An American military government was immediately proclaimed in Cuba, with General John R. Brooke as commander. Marti's revolutionary government was never allowed to take control. Cubans were denied the long-anticipated satisfaction of parading their troops through the capital. After the Spanish flag was lowered, the U.S. flag was raised.
"Cuba cannot have true moral peace," wrote General Maximo Gomez in his diary on January 8 1899, "which is what the people need for their happiness and good fortune - under the transitional government. This transitional government was imposed by force by a foreign power and, therefore, is illegitimate and incompatible with the principles that the entire country has been upholding for so long and in the defense of which half of its sons have given their lives and all of its wealth has been consumed."
Cuba's first elections took place on June 16 1900. Guided by an electoral law based on U.S. Secretary of War Elihu Root's plan for a restricted vote, it was deemed that voters must be male, over twenty-one years of age, citizens of Cuba according to the terms of the Treaty of Paris, and they must fulfill at least one of three alternative requirements; be able to read and write; own property worth $250 in U.S. gold; or have served in the Cuban army prior to July 18 1898, with an honorable discharge.
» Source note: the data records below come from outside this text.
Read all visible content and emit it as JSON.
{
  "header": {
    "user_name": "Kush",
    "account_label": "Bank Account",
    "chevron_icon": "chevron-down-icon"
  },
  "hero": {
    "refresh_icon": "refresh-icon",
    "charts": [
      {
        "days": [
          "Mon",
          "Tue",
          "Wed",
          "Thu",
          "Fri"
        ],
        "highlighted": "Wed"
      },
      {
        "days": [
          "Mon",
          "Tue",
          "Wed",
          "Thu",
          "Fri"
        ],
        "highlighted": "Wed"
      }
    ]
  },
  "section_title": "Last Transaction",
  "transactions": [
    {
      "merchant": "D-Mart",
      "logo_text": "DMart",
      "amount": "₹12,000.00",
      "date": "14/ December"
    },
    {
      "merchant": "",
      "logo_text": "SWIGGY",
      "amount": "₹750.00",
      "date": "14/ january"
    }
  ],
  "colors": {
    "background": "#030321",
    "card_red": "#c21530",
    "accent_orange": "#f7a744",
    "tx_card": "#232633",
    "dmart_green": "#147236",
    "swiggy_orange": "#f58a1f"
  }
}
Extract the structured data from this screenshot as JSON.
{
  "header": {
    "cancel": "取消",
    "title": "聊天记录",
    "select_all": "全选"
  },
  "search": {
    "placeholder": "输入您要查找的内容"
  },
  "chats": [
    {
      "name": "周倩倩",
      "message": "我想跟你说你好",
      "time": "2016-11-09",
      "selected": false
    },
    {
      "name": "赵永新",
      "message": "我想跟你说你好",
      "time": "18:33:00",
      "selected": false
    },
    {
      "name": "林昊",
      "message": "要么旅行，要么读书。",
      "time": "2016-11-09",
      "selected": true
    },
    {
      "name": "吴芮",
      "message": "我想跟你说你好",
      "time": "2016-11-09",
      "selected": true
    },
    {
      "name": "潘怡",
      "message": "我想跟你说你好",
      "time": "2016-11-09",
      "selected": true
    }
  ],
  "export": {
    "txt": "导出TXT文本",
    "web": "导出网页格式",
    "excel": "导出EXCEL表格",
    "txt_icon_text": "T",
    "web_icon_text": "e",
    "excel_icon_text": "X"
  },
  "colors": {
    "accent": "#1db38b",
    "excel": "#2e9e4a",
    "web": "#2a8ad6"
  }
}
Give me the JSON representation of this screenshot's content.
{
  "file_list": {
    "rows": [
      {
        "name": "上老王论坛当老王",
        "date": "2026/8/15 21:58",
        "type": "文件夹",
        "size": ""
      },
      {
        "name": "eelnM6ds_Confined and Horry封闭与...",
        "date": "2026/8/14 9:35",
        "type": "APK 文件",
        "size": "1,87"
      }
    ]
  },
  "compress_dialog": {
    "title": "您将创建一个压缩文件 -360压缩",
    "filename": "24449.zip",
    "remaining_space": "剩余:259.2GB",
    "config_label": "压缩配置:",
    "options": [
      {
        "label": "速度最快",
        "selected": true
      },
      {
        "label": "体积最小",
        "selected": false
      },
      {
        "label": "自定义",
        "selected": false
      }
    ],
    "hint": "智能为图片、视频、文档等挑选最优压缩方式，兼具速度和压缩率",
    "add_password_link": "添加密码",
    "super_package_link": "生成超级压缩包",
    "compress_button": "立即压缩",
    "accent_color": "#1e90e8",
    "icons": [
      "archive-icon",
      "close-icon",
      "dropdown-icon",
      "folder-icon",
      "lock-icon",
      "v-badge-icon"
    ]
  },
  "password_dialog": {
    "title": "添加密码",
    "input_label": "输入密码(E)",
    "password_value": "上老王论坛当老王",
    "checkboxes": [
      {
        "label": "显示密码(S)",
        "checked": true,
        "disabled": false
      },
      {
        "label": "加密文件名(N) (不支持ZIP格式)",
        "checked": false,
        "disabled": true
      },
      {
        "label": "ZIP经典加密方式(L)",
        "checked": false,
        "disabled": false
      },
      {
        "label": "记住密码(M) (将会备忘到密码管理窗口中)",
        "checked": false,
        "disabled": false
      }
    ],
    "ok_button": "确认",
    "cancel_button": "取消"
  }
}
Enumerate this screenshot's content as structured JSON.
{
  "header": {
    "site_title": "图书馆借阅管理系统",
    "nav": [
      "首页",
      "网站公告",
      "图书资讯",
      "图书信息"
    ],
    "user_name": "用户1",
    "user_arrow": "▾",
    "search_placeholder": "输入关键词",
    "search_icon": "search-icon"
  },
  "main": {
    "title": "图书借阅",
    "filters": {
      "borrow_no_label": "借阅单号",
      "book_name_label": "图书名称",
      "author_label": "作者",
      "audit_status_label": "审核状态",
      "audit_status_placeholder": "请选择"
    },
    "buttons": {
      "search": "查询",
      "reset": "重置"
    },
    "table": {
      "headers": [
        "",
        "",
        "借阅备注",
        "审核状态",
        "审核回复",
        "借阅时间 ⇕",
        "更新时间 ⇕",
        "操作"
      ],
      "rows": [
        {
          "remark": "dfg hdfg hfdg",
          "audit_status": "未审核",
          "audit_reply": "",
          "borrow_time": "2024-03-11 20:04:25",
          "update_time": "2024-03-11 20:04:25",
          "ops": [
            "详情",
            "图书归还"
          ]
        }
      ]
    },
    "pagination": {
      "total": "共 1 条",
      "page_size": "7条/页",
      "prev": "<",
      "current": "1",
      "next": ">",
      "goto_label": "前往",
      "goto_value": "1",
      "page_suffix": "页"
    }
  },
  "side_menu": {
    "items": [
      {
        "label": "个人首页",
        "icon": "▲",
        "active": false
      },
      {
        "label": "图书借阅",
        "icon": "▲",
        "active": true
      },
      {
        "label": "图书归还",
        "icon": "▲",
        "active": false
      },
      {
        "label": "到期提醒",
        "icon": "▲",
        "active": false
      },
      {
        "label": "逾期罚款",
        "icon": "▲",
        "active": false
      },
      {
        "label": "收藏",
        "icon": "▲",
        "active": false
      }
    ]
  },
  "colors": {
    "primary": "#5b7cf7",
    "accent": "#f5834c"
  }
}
Election results were a resounding defeat for annexationists. The Cuban National Party, made up of the revolutionary element, won the most votes in almost every city, and the Democratic Union Party, which represented Cuban moneyed interests and openly in favor of annexation to the U.S., lost in every election.
Cuba, the Platt Amendment proclaimed, "should make no treaty that would impair her sovereignty, she should contract no foreign debt whose interest could not be paid through ordinary revenues after defraying the current expenses of government." It allowed for U.S. military intervention to "preserve" Cuban independence or the "maintenance of a government adequate for the protection of life, liberty, and property."
Cuban leaders were outraged, but the U.S. government would not budge, announcing that the new republic would have to accept the Platt Amendment in order for the military to leave the island. On March 2 1901, the Platt Amendment was incorporated into Cuba's constitution.
The Cuban flag did not fly over Havana until May 20 1902, when Tomas Estrada Palma was sworn in as the first president of the new Republic. In 1903, a Permanent Treaty gave the U.S. responsibility for "internal tranquility" and formalized U.S. use of Guantanamo Bay, an issue that remains a sore spot for Cubans to this day.